- _The records_:
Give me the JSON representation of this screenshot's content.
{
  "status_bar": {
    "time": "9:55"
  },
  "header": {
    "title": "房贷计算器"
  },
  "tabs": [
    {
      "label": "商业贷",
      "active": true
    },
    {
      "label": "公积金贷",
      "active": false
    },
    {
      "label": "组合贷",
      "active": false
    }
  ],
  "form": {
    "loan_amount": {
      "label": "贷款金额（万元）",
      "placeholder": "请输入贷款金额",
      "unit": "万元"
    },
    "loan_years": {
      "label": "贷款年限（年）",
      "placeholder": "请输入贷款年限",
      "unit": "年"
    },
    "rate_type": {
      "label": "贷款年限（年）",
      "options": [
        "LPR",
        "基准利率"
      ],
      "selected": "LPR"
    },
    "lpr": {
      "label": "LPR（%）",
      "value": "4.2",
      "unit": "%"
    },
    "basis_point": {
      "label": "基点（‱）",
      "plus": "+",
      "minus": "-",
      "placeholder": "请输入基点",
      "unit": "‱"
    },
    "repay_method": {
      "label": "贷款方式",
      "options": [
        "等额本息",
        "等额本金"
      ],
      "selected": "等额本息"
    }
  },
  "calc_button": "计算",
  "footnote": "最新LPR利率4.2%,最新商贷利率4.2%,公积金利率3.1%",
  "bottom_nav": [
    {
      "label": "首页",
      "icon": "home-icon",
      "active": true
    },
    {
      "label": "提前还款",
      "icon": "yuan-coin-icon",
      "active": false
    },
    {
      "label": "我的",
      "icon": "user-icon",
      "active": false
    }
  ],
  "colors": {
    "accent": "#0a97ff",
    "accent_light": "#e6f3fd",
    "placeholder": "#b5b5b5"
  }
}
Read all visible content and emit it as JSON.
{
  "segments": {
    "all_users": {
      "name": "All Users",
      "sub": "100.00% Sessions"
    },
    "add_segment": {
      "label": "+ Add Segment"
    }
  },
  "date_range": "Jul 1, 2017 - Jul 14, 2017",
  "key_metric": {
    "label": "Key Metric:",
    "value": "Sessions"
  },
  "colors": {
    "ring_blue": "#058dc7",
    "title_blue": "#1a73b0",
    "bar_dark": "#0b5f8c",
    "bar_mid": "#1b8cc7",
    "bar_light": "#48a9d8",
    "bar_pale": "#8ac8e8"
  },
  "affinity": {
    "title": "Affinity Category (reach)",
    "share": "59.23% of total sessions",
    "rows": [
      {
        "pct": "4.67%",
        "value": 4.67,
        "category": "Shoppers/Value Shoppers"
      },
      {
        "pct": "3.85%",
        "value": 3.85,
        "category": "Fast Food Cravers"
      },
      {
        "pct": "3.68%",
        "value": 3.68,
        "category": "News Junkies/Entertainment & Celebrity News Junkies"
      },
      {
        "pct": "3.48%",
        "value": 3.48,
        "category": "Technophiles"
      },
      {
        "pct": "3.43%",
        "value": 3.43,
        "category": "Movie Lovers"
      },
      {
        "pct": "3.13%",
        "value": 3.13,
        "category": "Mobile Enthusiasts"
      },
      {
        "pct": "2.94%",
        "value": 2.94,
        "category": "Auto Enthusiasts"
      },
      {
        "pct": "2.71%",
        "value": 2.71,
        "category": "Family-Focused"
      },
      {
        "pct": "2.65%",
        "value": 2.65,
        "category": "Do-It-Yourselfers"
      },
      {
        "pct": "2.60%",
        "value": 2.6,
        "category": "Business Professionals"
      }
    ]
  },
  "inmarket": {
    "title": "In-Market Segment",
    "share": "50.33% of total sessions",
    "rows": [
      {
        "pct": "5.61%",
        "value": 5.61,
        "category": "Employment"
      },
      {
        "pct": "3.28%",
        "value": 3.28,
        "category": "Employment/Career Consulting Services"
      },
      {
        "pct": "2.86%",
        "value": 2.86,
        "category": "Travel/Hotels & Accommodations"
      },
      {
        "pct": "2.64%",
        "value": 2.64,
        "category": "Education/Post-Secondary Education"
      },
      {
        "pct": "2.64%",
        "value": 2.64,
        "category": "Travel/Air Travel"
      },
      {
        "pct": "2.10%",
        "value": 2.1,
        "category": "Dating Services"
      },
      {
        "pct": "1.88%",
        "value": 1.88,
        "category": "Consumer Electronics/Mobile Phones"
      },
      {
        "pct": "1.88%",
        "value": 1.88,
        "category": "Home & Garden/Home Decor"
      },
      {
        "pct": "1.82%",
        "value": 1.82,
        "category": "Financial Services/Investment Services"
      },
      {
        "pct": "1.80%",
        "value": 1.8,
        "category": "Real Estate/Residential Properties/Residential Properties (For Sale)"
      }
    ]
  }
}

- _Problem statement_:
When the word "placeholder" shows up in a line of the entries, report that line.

- _The answer_:
      "placeholder": "请输入贷款金额",
      "placeholder": "请输入贷款年限",
      "placeholder": "请输入基点",
    "placeholder": "#b5b5b5"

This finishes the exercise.